(Minn. Stat. §§ 518B.01, 609.02, 609.03, 609.224, 609.2242, 609.2247 (2020).)
A protective order is a court order requiring one person (the respondent/defendant) to stay away from or not contact another person (the petitioner/victim). There are two types of protective orders commonly issued in domestic violence cases: an order for protection (a civil court order that a victim can request) and a domestic violence no contact order (a criminal court order that the prosecutor requests).
In Minnesota, a civil protection order is called an Order for Protection or OFP. Even though an OFP is issued in civil court, a violation is handled in criminal court.
A person who knows of an OFP against them and violates it commits a misdemeanor. Repeat violations can result in gross misdemeanor or felony penalties.
Family and household members can file petitions for OFPs in civil court (there are no fees). If the OFP is sought to protect a child, the child’s guardian or a reputable adult age 25 or older can file a petition. A minor who is 16 or 17 can file a petition on their own behalf if the judge approves.
Once the petition is filed, the court must usually order a hearing within 14 days, but the hearing cannot be held less than five days after the respondent has been served with (received a copy of) the petition.
After the hearing, if the court finds domestic abuse exists, it may issue an order:
The order remains in effect for up to two years. The court may extend the order for up to 50 years if the respondent appears to be a threat to the petitioner.
In certain circumstances, a judge can grant a temporary order for protection before holding a full hearing. The defendant does not receive notice and is not present when the judge issues the order. Known as “ex parte” (ex PAR-tay) orders, these are granted when the petitioner alleges an immediate danger of domestic abuse. Ex parte orders can:
An ex parte order is in effect only for a set time or until a hearing is held. Once served on the respondent, a violation of an ex parte order also constitutes a crime.
(Minn. Stat. § 518B.01 (2020).)
In addition to an OFP (which can be issued by a judge in civil court), Minnesota law allows a criminal court judge to issue a "domestic abuse no contact order" at any time during a criminal proceeding for domestic abuse, stalking against a family or household member, or violating an OFP or domestic abuse no contact order.
A domestic abuse no contact order prohibits the defendant from contacting the victim and violating such an order is a misdemeanor. Similar to other domestic violence crimes, a defendant who violates the order within 10 years of a prior QDVRO faces gross misdemeanor or felony penalties.
(Minn.

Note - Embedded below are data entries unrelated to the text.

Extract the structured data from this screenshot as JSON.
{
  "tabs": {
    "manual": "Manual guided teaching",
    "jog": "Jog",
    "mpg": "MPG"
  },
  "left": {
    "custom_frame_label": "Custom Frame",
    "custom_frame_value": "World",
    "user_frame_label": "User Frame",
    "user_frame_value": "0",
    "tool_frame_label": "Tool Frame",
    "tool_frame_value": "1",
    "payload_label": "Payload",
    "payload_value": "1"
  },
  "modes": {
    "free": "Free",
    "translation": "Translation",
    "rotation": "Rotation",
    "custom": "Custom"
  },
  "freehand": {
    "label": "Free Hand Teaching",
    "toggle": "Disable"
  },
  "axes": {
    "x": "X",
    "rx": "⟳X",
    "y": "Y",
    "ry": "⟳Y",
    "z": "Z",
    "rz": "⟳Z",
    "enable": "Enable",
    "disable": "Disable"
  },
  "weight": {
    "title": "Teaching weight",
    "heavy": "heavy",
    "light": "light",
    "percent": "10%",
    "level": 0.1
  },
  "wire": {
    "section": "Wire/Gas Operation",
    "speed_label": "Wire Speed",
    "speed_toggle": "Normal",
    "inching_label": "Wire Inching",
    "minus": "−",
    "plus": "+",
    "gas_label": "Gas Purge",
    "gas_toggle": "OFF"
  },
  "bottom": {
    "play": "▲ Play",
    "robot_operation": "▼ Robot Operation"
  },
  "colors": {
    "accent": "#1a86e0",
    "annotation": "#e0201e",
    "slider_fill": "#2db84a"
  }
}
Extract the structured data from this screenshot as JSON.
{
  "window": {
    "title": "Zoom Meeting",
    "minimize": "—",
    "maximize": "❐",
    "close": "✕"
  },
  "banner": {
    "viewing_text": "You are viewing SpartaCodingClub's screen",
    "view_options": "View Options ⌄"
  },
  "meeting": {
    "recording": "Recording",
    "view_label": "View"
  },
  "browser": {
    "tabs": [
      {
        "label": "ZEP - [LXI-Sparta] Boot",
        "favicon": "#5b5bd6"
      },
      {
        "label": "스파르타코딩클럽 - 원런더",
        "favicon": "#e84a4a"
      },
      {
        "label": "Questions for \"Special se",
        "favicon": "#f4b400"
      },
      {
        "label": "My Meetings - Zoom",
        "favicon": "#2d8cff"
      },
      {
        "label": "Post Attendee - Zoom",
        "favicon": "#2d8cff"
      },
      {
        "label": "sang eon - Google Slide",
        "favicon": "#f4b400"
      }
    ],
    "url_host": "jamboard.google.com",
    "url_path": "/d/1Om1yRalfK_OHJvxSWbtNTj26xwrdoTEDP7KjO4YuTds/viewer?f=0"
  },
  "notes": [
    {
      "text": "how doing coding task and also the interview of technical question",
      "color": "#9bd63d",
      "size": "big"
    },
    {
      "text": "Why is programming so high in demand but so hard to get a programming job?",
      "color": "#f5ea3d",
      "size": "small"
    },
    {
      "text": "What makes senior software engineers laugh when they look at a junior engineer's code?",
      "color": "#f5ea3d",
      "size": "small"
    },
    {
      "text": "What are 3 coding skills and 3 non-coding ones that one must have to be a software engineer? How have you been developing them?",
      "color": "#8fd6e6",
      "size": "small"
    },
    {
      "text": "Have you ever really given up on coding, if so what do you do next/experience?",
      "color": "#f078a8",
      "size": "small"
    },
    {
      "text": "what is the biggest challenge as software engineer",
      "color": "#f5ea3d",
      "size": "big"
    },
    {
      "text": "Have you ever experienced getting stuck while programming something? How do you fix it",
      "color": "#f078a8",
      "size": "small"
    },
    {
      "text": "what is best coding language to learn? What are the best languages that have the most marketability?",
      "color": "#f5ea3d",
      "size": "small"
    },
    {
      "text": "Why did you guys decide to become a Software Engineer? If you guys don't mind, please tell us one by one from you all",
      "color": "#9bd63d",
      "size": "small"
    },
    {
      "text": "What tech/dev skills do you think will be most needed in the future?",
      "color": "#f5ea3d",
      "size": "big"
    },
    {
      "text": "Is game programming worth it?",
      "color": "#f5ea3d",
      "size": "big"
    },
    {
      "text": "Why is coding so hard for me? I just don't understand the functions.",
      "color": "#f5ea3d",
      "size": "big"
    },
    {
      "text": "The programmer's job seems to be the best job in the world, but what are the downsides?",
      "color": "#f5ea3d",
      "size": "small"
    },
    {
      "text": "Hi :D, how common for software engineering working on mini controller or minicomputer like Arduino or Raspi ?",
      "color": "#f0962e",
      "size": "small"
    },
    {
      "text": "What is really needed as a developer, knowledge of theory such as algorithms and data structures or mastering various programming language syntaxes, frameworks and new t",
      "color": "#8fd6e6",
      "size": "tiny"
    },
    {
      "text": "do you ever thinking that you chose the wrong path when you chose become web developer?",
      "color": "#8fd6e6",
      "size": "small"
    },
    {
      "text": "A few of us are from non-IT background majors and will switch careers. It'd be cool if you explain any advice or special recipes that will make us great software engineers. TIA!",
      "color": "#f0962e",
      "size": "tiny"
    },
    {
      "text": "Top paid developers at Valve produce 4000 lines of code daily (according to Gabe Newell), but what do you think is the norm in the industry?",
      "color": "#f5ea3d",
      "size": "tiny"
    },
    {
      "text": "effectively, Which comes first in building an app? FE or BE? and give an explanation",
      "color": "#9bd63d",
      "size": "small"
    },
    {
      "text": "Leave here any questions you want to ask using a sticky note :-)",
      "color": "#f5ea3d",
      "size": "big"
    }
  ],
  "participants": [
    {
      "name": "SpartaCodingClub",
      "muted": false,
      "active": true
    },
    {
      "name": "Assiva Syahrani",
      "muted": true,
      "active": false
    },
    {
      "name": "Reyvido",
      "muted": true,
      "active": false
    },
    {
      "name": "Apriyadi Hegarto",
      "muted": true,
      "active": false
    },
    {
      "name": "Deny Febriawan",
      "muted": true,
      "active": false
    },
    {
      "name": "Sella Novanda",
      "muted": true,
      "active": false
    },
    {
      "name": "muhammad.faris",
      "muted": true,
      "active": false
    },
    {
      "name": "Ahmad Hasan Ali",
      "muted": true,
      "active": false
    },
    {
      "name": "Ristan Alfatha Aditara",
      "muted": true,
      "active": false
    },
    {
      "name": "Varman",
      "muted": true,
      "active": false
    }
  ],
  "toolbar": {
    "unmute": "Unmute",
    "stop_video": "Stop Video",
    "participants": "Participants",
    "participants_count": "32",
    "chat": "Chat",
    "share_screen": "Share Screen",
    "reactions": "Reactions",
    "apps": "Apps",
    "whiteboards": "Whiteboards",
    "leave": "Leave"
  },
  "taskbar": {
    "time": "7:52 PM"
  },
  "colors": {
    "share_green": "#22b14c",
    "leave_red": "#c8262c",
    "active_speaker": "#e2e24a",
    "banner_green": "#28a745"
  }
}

Stat. § 629.75 (2020).)
In Minnesota, an officer can make an arrest without a warrant if there is reason to believe the defendant committed domestic abuse (assault, bodily injury, threats, criminal sexual conduct, or interference with an emergency call) against a family or household member within the past 72 hours.
If a police officer has reason to believe a person has violated a protective order or no contact order, the officer must arrest the person (and need not obtain a warrant) and hold the person in jail for at least 36 hours (unless released earlier by a judge).
(Minn. Stat. §§ 518B.01, 609.02, 629.341, 629.75 (2020).)
If you are charged with a crime of domestic violence or served with a petition for a protective order, you should contact a Minnesota criminal defense attorney immediately. A protective order or a criminal conviction can have serious consequences. A criminal defense attorney will be able to help you navigate the court system and help you obtain the best possible outcome for your case.